WHAT NEEDS TO BE DONE
Give only the number of lines in these records that contain the word "text".

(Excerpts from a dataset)
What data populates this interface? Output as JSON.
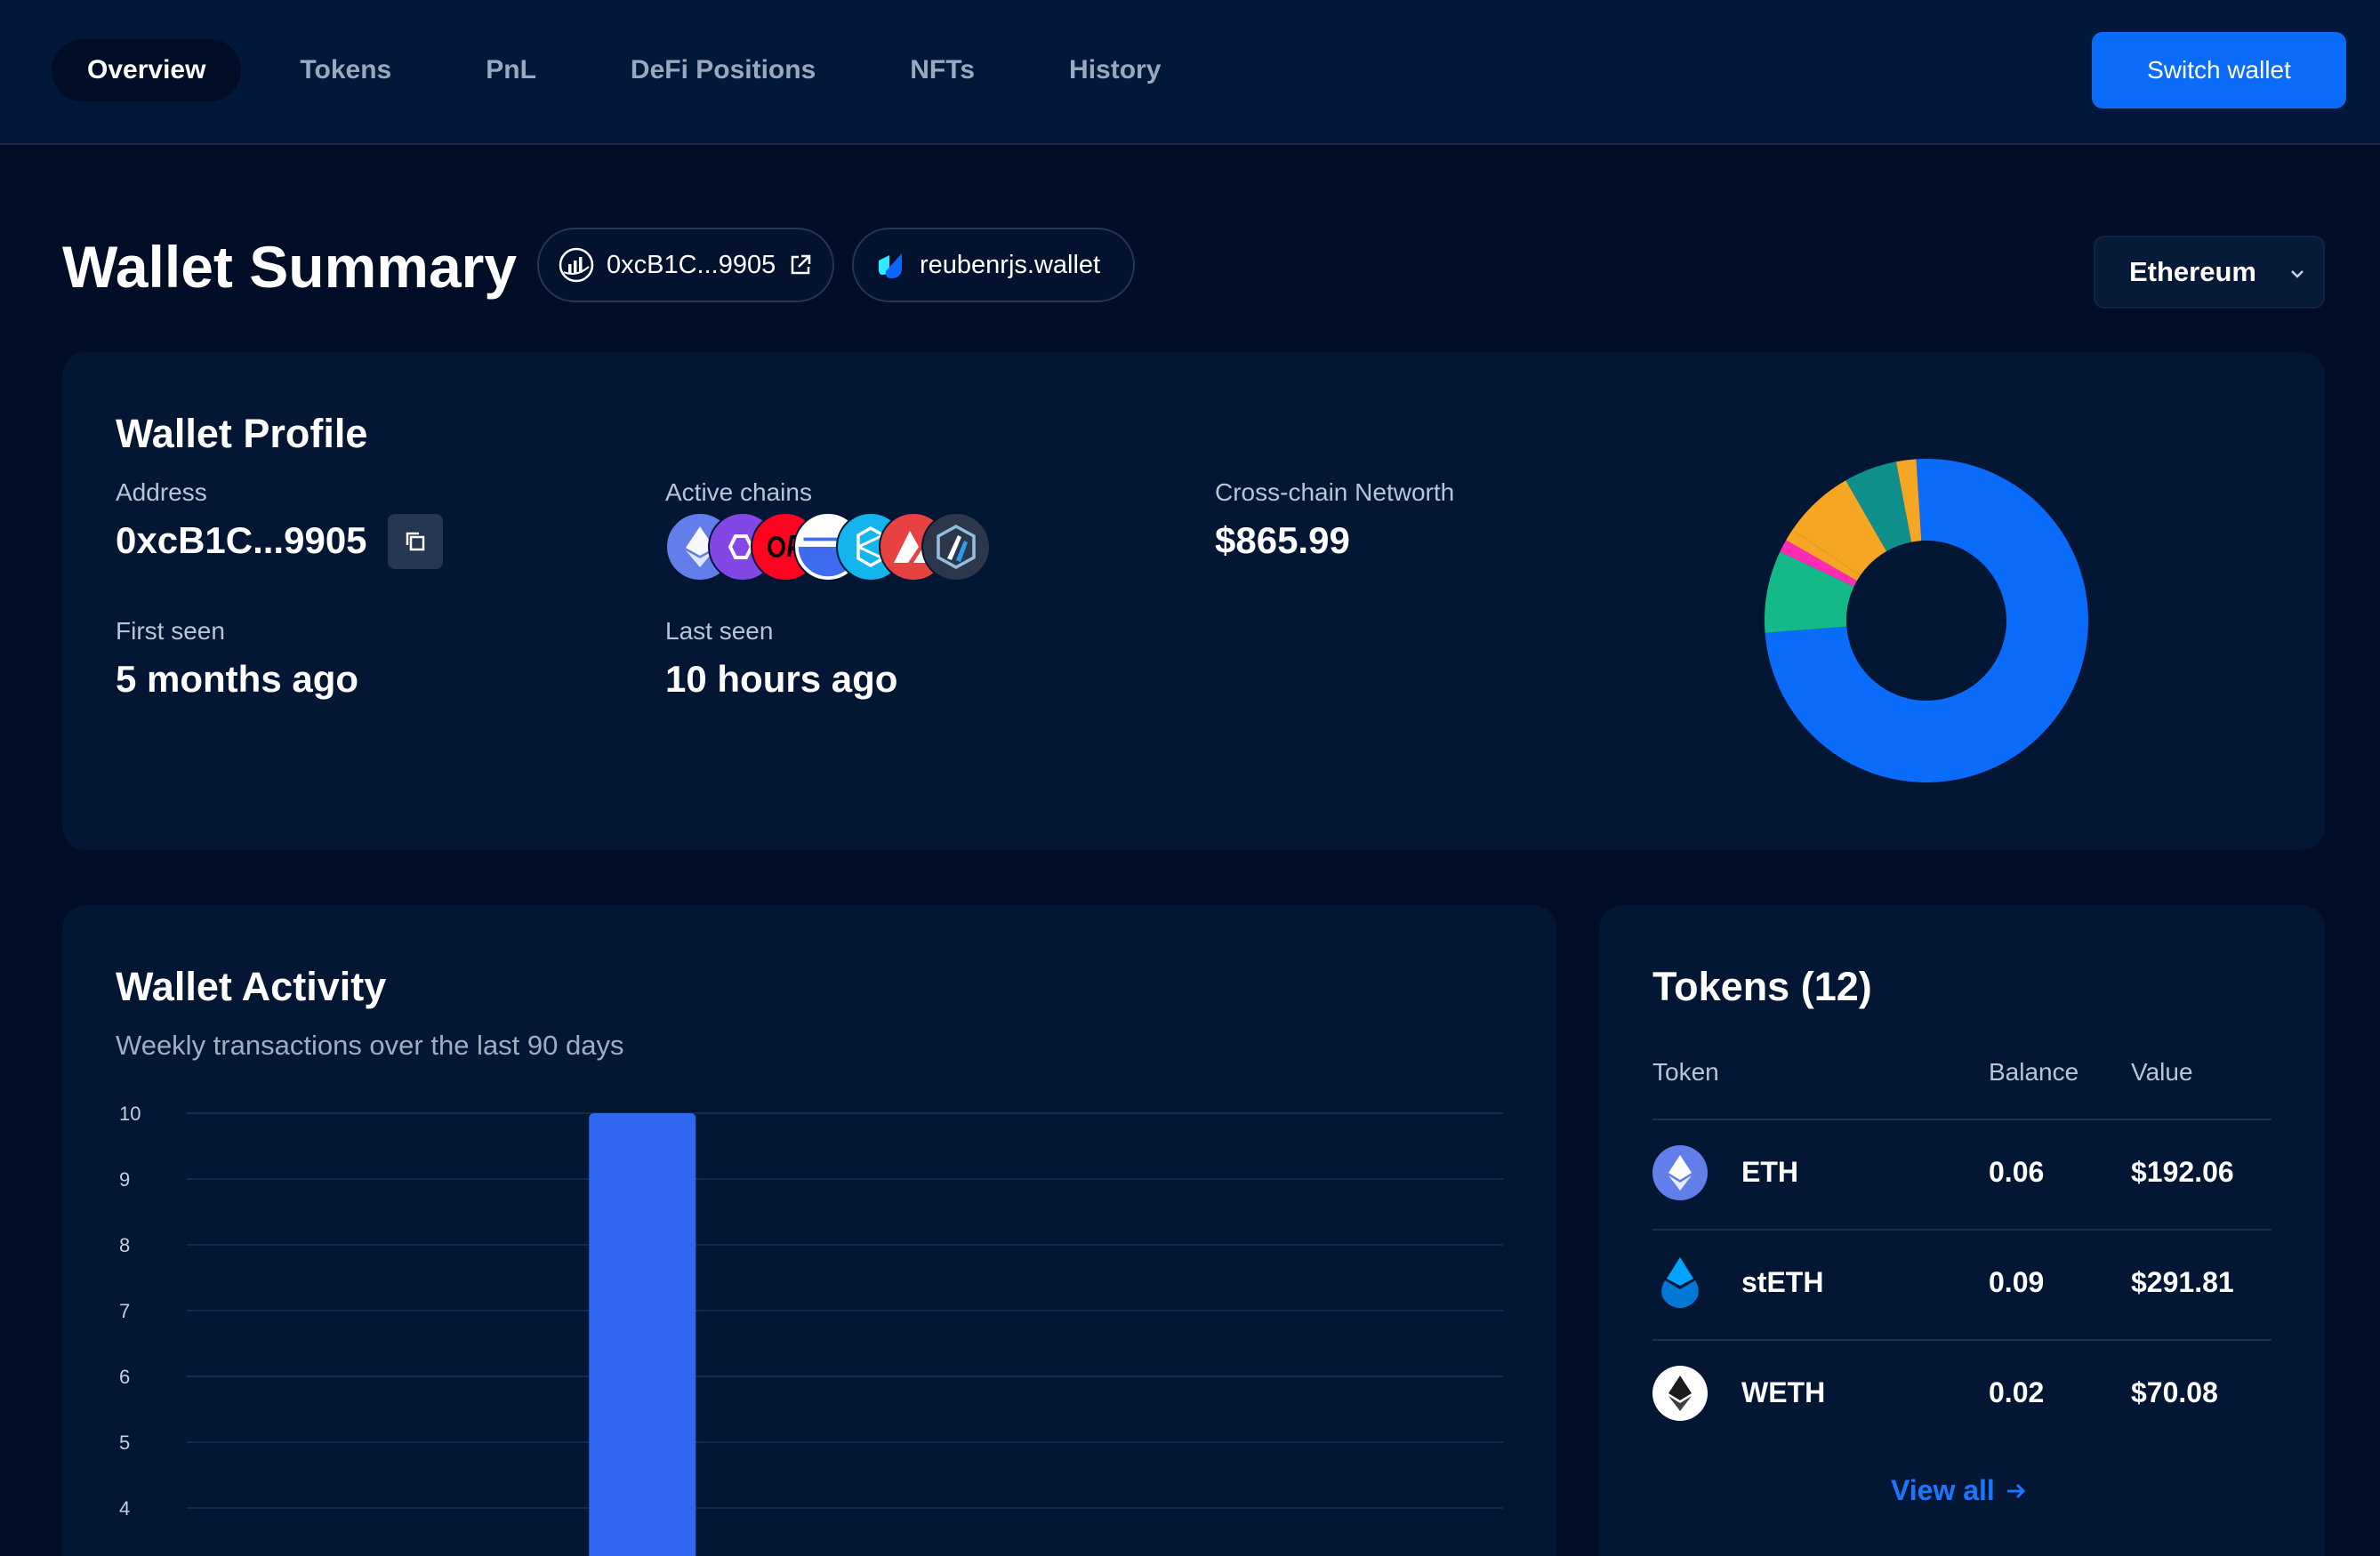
{
  "nav": {
    "tabs": [
      {
        "label": "Overview",
        "active": true
      },
      {
        "label": "Tokens",
        "active": false
      },
      {
        "label": "PnL",
        "active": false
      },
      {
        "label": "DeFi Positions",
        "active": false
      },
      {
        "label": "NFTs",
        "active": false
      },
      {
        "label": "History",
        "active": false
      }
    ],
    "switch_wallet": "Switch wallet"
  },
  "header": {
    "title": "Wallet Summary",
    "address_pill": "0xcB1C...9905",
    "ens_pill": "reubenrjs.wallet",
    "chain_select": "Ethereum"
  },
  "profile": {
    "title": "Wallet Profile",
    "address_label": "Address",
    "address_value": "0xcB1C...9905",
    "chains_label": "Active chains",
    "active_chains": [
      {
        "icon": "ethereum-icon",
        "color": "#627eea"
      },
      {
        "icon": "polygon-icon",
        "color": "#8247e5"
      },
      {
        "icon": "optimism-icon",
        "color": "#ff0420"
      },
      {
        "icon": "gnosis-icon",
        "color": "#ffffff"
      },
      {
        "icon": "fantom-icon",
        "color": "#13b5ec"
      },
      {
        "icon": "avalanche-icon",
        "color": "#e84142"
      },
      {
        "icon": "arbitrum-icon",
        "color": "#2d374b"
      }
    ],
    "networth_label": "Cross-chain Networth",
    "networth_value": "$865.99",
    "first_seen_label": "First seen",
    "first_seen_value": "5 months ago",
    "last_seen_label": "Last seen",
    "last_seen_value": "10 hours ago",
    "donut": [
      {
        "share": 0.738,
        "color": "#0b6bfa"
      },
      {
        "share": 0.082,
        "color": "#14b98a"
      },
      {
        "share": 0.013,
        "color": "#ff2bb5"
      },
      {
        "share": 0.012,
        "color": "#f5a623"
      },
      {
        "share": 0.072,
        "color": "#f5a623"
      },
      {
        "share": 0.053,
        "color": "#0e8f8c"
      },
      {
        "share": 0.02,
        "color": "#f5a623"
      },
      {
        "share": 0.01,
        "color": "#0b6bfa"
      }
    ]
  },
  "activity": {
    "title": "Wallet Activity",
    "subtitle": "Weekly transactions over the last 90 days"
  },
  "chart_data": {
    "type": "bar",
    "y_ticks": [
      "4",
      "5",
      "6",
      "7",
      "8",
      "9",
      "10"
    ],
    "ylim": [
      4,
      10
    ],
    "bar_color": "#3168f2",
    "series": [
      {
        "values": [
          0,
          0,
          0,
          0,
          10,
          0,
          0,
          0,
          0,
          0,
          0,
          0,
          0
        ]
      }
    ]
  },
  "tokens": {
    "title": "Tokens (12)",
    "col_token": "Token",
    "col_balance": "Balance",
    "col_value": "Value",
    "rows": [
      {
        "symbol": "ETH",
        "balance": "0.06",
        "value": "$192.06",
        "icon": "eth-icon"
      },
      {
        "symbol": "stETH",
        "balance": "0.09",
        "value": "$291.81",
        "icon": "steth-icon"
      },
      {
        "symbol": "WETH",
        "balance": "0.02",
        "value": "$70.08",
        "icon": "weth-icon"
      }
    ],
    "view_all": "View all"
  }
}
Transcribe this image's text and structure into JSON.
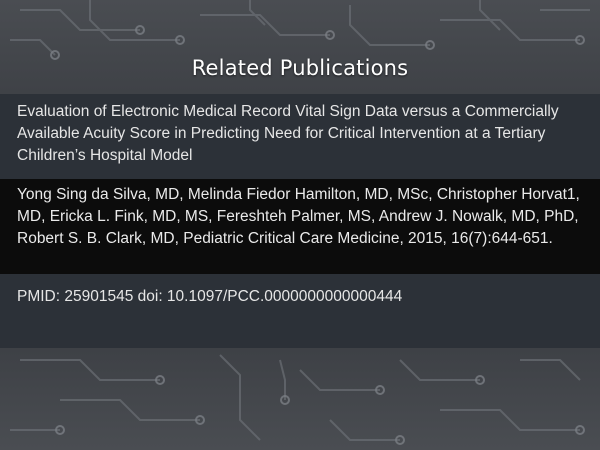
{
  "title": "Related Publications",
  "article_title": "Evaluation of Electronic Medical Record Vital Sign Data versus a Commercially Available Acuity Score in Predicting Need for Critical Intervention at a Tertiary Children’s Hospital Model",
  "citation": "Yong Sing da Silva, MD, Melinda Fiedor Hamilton, MD, MSc, Christopher Horvat1, MD, Ericka L. Fink, MD, MS, Fereshteh Palmer, MS, Andrew J. Nowalk, MD, PhD, Robert S. B. Clark, MD, Pediatric Critical Care Medicine, 2015, 16(7):644-651.",
  "pmid_line": "PMID: 25901545 doi: 10.1097/PCC.0000000000000444",
  "colors": {
    "background": "#3a3d42",
    "band_dark_blue": "#2c3138",
    "band_black": "#0c0c0c",
    "text": "#e6e6e6"
  }
}
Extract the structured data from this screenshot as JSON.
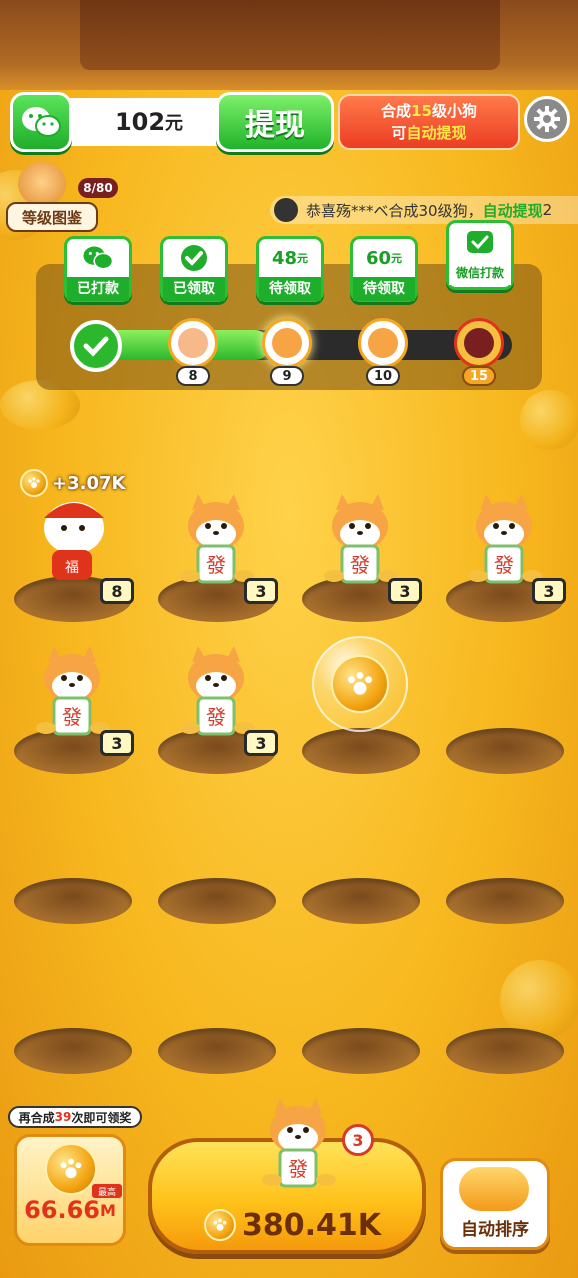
{
  "header": {
    "balance_value": "102",
    "balance_unit": "元",
    "withdraw_label": "提现",
    "promo_line1_pre": "合成",
    "promo_line1_num": "15",
    "promo_line1_post": "级小狗",
    "promo_line2_pre": "可",
    "promo_line2_hl": "自动提现"
  },
  "level_book": {
    "label": "等级图鉴",
    "progress": "8/80"
  },
  "marquee": {
    "text": "恭喜殇***ベ合成30级狗，",
    "highlight": "自动提现",
    "tail": "2"
  },
  "rewards": [
    {
      "top": "",
      "bottom": "已打款",
      "icon": "wechat-icon"
    },
    {
      "top": "",
      "bottom": "已领取",
      "icon": "check-icon"
    },
    {
      "top": "48",
      "unit": "元",
      "bottom": "待领取"
    },
    {
      "top": "60",
      "unit": "元",
      "bottom": "待领取"
    },
    {
      "top": "",
      "bottom": "微信打款",
      "icon": "wechat-icon"
    }
  ],
  "milestones": [
    "8",
    "9",
    "10",
    "15"
  ],
  "progress_fraction": 0.45,
  "grid": {
    "earn_popup": "+3.07K",
    "cells": [
      {
        "level": "8",
        "kind": "dog"
      },
      {
        "level": "3",
        "kind": "dog"
      },
      {
        "level": "3",
        "kind": "dog"
      },
      {
        "level": "3",
        "kind": "dog"
      },
      {
        "level": "3",
        "kind": "dog"
      },
      {
        "level": "3",
        "kind": "dog"
      },
      {
        "level": "",
        "kind": "coin-bubble"
      },
      {
        "level": "",
        "kind": "empty"
      },
      {
        "level": "",
        "kind": "empty"
      },
      {
        "level": "",
        "kind": "empty"
      },
      {
        "level": "",
        "kind": "empty"
      },
      {
        "level": "",
        "kind": "empty"
      },
      {
        "level": "",
        "kind": "empty"
      },
      {
        "level": "",
        "kind": "empty"
      },
      {
        "level": "",
        "kind": "empty"
      },
      {
        "level": "",
        "kind": "empty"
      }
    ]
  },
  "bottom": {
    "tip_pre": "再合成",
    "tip_num": "39",
    "tip_post": "次即可领奖",
    "reward_value": "66.66",
    "reward_unit": "M",
    "max_tag": "最高",
    "buy_price": "380.41K",
    "buy_level": "3",
    "sort_label": "自动排序"
  },
  "colors": {
    "accent_green": "#1fae2b",
    "accent_red": "#ec3d23",
    "gold": "#f5a623"
  }
}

RESULT BELOW
3